Lea Habif (Hebrew University of Jerusalem)


Topic: “Burn it to the ground and build it from scratch”: Gender, Racism, and Trauma among Mizrachi women, consumers of welfare and mental health services

Thematic area: Political dimension in/of social work

Language: English 


My doctoral research aims to shed light on racism and trauma as reflected in the experiences of Mizrachi women, consumers of welfare and mental health services in Israel. In recent years, a rapidly growing body of research on Race-Based Traumatic Stress (RBTS) has emerged, showing that continuous long-term experiences of racism are traumatic and lead to PTSD (Post-Traumatic Stress Disorder) responses.

In Israel, Mizrachi communities, i.e., Jewish Israelis of African or Asian descent, experienced severe types of institutional racism during the first years after the establishment of the state. One of the most traumatic institutional racism directly involved social workers’ intervention and was known as “the abduction of Yemenite children affair.”

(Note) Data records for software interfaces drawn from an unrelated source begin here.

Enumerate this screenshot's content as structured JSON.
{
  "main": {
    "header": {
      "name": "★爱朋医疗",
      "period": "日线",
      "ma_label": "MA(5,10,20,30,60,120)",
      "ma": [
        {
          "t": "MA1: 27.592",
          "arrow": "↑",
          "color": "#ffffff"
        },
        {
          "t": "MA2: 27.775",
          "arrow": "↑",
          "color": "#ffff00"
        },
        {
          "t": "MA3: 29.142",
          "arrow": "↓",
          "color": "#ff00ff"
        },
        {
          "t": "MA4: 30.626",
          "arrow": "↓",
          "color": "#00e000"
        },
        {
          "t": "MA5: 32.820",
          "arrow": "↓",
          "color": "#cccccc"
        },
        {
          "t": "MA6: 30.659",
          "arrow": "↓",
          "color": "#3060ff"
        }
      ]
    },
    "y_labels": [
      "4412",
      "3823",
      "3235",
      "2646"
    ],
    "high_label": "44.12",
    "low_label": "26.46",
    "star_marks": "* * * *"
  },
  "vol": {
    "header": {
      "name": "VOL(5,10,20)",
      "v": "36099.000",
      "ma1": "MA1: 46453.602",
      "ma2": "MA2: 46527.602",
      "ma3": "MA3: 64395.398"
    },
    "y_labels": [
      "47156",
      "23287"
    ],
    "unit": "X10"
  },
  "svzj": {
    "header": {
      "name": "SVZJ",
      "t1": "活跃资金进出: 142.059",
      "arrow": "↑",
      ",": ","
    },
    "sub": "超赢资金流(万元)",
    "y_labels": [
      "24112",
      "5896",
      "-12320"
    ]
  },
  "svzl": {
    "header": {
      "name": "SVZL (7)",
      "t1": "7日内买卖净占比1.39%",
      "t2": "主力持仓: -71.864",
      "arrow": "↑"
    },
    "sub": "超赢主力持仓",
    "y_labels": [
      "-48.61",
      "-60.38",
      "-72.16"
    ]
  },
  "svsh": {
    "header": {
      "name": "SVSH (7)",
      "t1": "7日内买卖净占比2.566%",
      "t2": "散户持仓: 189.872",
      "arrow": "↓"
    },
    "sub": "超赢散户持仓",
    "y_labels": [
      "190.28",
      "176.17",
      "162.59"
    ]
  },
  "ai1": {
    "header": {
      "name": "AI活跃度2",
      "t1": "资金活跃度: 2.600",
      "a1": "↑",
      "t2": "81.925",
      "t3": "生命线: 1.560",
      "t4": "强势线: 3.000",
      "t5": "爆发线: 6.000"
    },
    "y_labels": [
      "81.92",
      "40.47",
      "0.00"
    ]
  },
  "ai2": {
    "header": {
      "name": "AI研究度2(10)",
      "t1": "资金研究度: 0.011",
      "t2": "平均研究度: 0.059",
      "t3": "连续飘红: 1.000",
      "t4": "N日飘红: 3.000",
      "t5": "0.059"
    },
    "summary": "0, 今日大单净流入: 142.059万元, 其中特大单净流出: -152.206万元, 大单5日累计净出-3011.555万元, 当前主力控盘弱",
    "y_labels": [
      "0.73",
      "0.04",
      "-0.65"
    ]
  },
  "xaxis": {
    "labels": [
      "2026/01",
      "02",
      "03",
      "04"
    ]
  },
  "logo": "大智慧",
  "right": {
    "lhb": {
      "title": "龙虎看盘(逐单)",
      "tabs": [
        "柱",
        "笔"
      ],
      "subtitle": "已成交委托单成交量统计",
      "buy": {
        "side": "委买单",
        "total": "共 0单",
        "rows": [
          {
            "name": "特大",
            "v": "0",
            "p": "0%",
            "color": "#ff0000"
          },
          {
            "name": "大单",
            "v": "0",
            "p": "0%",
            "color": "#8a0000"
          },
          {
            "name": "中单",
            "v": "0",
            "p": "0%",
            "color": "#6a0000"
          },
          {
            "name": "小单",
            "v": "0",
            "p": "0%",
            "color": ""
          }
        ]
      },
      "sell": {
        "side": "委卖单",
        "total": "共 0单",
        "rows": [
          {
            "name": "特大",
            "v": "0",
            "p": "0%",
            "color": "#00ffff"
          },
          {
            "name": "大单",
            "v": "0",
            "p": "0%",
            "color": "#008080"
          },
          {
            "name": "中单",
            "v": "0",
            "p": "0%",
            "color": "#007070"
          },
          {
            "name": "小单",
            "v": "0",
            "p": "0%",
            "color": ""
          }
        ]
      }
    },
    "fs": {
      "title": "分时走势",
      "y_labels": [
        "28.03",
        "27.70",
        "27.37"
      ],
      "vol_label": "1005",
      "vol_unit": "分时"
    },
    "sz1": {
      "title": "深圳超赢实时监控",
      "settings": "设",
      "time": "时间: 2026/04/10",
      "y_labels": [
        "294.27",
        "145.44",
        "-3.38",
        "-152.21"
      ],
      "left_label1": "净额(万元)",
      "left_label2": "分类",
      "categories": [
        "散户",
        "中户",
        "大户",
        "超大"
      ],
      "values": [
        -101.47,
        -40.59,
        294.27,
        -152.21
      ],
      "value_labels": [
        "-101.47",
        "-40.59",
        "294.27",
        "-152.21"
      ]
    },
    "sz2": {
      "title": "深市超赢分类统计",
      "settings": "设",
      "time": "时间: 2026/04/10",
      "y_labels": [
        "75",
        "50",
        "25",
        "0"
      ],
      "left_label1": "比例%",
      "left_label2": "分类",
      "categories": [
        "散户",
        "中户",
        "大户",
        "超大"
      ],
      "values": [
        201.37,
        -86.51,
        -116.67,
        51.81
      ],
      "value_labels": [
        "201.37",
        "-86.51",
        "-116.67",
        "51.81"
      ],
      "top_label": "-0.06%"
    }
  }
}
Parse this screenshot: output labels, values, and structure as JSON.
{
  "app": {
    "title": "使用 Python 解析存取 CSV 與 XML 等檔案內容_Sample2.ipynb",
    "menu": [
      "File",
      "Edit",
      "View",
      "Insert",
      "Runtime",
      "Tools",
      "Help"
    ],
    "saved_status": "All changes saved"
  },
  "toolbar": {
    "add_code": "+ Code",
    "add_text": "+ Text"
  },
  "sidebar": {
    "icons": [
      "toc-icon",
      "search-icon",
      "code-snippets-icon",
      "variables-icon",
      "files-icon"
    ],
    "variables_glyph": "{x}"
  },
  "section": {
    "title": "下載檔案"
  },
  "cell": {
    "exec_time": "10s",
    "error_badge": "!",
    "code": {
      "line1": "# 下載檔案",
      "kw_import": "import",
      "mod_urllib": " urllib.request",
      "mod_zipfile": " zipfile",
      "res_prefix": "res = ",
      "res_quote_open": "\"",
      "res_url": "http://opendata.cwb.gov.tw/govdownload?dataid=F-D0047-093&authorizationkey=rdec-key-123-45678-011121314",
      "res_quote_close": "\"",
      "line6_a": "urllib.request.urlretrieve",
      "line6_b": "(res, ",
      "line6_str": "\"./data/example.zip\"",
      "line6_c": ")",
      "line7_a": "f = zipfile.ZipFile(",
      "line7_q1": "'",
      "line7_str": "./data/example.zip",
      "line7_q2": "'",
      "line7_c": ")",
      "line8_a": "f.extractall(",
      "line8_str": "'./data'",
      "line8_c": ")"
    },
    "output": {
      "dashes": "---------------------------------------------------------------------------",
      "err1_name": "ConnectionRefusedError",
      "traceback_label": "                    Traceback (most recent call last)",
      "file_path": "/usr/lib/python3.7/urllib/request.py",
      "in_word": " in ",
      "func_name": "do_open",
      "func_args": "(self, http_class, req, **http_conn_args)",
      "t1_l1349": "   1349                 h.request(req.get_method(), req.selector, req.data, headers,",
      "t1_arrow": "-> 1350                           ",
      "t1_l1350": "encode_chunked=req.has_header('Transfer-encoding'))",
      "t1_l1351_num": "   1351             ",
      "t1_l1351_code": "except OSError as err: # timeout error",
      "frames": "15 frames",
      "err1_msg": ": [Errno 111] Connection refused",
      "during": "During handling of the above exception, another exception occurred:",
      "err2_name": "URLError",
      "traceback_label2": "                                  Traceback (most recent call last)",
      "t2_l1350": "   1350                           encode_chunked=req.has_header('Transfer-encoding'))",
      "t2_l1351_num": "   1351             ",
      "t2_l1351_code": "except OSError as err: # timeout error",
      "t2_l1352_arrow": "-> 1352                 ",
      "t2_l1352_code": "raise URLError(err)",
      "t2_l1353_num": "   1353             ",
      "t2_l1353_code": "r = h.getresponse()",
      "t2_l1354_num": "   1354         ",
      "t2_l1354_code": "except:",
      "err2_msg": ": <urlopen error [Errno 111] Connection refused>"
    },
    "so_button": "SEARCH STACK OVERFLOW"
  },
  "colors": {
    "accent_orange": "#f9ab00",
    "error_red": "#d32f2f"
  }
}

Over the last 72 years, the Mizrachi communities have remained largely weakened and exposed to acts of racism. Mizrachi women from lower socio-economical strata are an extremely vulnerable group among the Mizrachi communities due to the intersectionality of oppression they experience in everyday life. They constitute Israel’s primary consumers of welfare and mental health services and, simultaneously, are the most ignored group when it comes to culturally sensitive and trauma-affirming types of intervention.

My research included semi-structured in-depth interviews with Mizrachi women of various age groups who are current or former consumers of welfare and mental health services.